A Vision for Success
Columbia College First Lady Dr. Tina Dalrymple shares her hope for the future of Columbia College's nursing program.
What would you like alumni to know about your experience in nursing?
My nursing career started as an obstetrics nurse in a small rural hospital, which meant that I worked in labor and delivery, post-partum and newborn nursery. When the unit was slow or closed, I floated to all other areas of the hospital. Next, I worked for many years in community health nursing. I later worked as a family nurse practitioner and earned my master’s and Ph.D. degrees. At Hartwick College, I was a tenured associate professor teaching courses in community health nursing as well as nursing leadership and management.
I also taught a variety of nursing courses online for Excelsior College. In my role as a family nurse practitioner, I worked in a school-based clinic caring for children in grades pre-K through 12. I have enjoyed the variety of roles and experiences that my nursing career has provided to me.
What are your insights into Columbia College’s nursing program?
They [the nursing faculty and staff] are wonderful to work with and clearly care deeply about our nursing students and programs.
Our accelerated associate degree in nursing program is an excellent pathway to become a registered nurse (RN). I am amazed and proud of the fact that our nursing graduates had a 100 percent pass rate on the NCLEX exam in 2014 – something I have never experienced in my nursing education career.
The online RN to BSN degree program* is an excellent way for RNs to obtain their baccalaureate degree in nursing while working. The Future of Nursing (2010) landmark report initiated by the Robert Wood Johnson Foundation recommends an 80 percent increase in the number of baccalaureate-prepared nurses in the workforce. The current workforce of baccalaureate-prepared nurses falls well short of this recommendation, with only 55 percent prepared at the baccalaureate and graduate levels combined (HRSA, 2013). More and more employers are looking for nurses to have a BSN degree.
What role do you hope nursing will play in the future at Columbia College?

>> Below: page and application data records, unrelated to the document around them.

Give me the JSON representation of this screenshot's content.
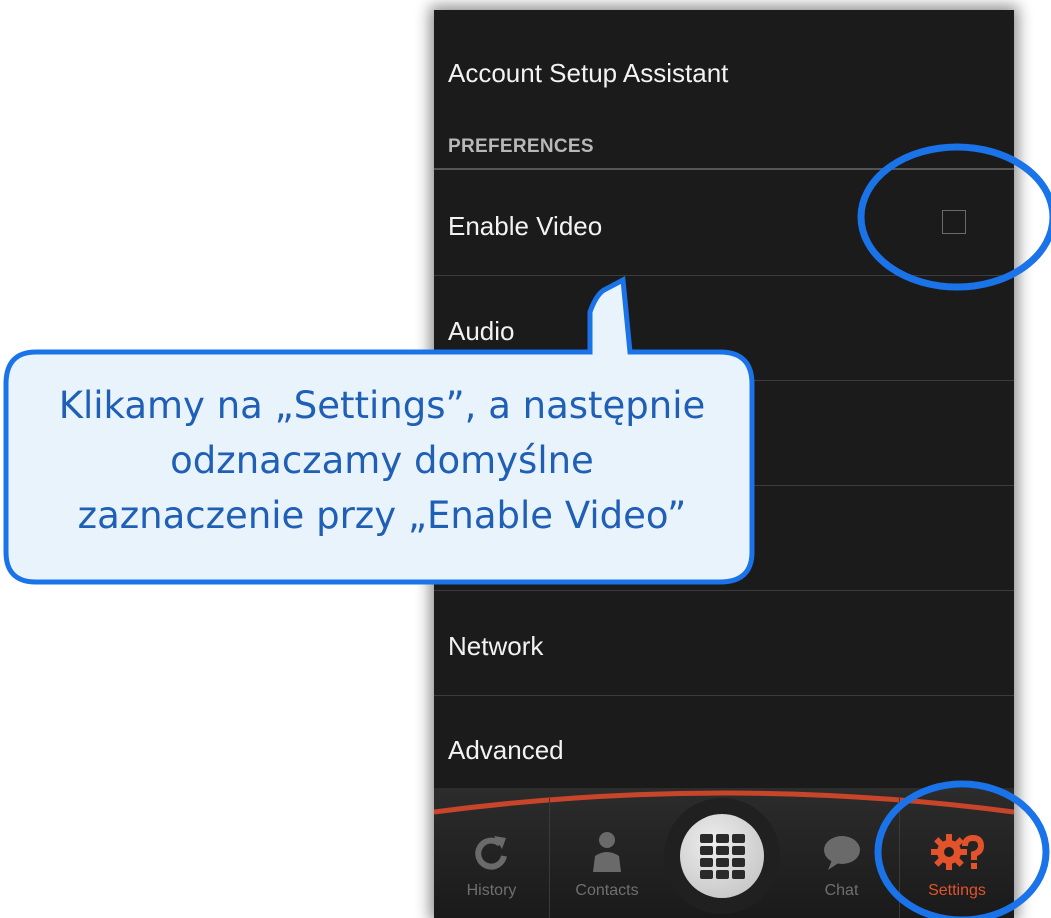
{
  "app": {
    "rows": [
      {
        "label": "Account Setup Assistant"
      },
      {
        "label": "Enable Video"
      },
      {
        "label": "Audio"
      },
      {
        "label": "Network"
      },
      {
        "label": "Advanced"
      }
    ],
    "section_header": "PREFERENCES",
    "enable_video_checked": false
  },
  "tabs": [
    {
      "label": "History",
      "icon": "refresh-icon"
    },
    {
      "label": "Contacts",
      "icon": "person-icon"
    },
    {
      "label": "",
      "icon": "dialpad-icon"
    },
    {
      "label": "Chat",
      "icon": "chat-bubble-icon"
    },
    {
      "label": "Settings",
      "icon": "gear-question-icon"
    }
  ],
  "annotation": {
    "line1": "Klikamy na „Settings”, a następnie",
    "line2": "odznaczamy  domyślne",
    "line3": "zaznaczenie przy „Enable Video”"
  },
  "colors": {
    "callout_border": "#1a73e8",
    "callout_text": "#1f5fb5",
    "settings_active": "#e2532c",
    "screen_bg": "#1b1b1b"
  }
}
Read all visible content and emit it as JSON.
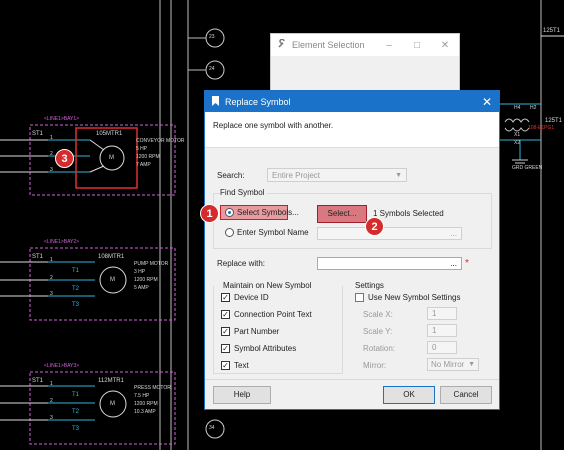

Columbia College is hoping to be part of the solution for the projected shortage of nurses in Missouri. According to the Bureau of Labor Statistics (2014), the occupation of registered nurse is projected to grow faster than average through the year 2022. The Bureau reports a projected growth of 19 percent between the years 2012 and 2022, thus reflecting a growth from 2.71 million RNs to an anticipated 3.24 million by 2022. The Bureau has also projected an increase in the need for replacement RNs due to the current RN workforce nearing retirement age (AACN, 2014). Columbia College is excited to be involved in the future of the nursing profession.
*Columbia College also offers an in-seat traditional BSN program.
This article originally appeared in the Summer 2015 edition of Affinity Magazine, the Columbia College Alumni Magazine. It has been edited from its original version.